§ **WORK ITEM**: Search the records below for the word "cancel". Copy each line where it occurs.

§ **SUPPLIED RECORDS**:
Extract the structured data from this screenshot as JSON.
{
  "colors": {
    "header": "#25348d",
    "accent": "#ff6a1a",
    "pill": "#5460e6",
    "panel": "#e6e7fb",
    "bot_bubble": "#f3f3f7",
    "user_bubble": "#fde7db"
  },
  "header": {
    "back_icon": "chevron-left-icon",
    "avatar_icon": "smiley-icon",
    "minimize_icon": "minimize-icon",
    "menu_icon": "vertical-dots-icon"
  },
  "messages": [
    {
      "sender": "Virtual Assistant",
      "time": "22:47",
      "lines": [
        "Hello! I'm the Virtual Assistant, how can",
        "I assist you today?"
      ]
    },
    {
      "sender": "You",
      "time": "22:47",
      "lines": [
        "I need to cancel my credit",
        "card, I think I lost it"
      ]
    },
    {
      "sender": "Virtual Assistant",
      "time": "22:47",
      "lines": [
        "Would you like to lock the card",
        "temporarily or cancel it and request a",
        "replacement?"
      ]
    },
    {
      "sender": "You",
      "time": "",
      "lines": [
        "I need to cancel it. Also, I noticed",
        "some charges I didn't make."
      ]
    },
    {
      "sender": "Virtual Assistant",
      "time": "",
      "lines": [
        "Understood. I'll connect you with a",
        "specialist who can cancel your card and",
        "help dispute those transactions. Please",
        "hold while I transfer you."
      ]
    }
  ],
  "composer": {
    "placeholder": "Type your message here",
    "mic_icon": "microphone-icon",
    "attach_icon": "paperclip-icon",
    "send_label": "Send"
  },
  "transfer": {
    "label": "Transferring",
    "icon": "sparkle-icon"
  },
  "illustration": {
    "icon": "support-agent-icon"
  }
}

§ **THE COMPLETED TASK**:
        "I need to cancel my credit",
        "temporarily or cancel it and request a",
        "I need to cancel it. Also, I noticed",
        "specialist who can cancel your card and",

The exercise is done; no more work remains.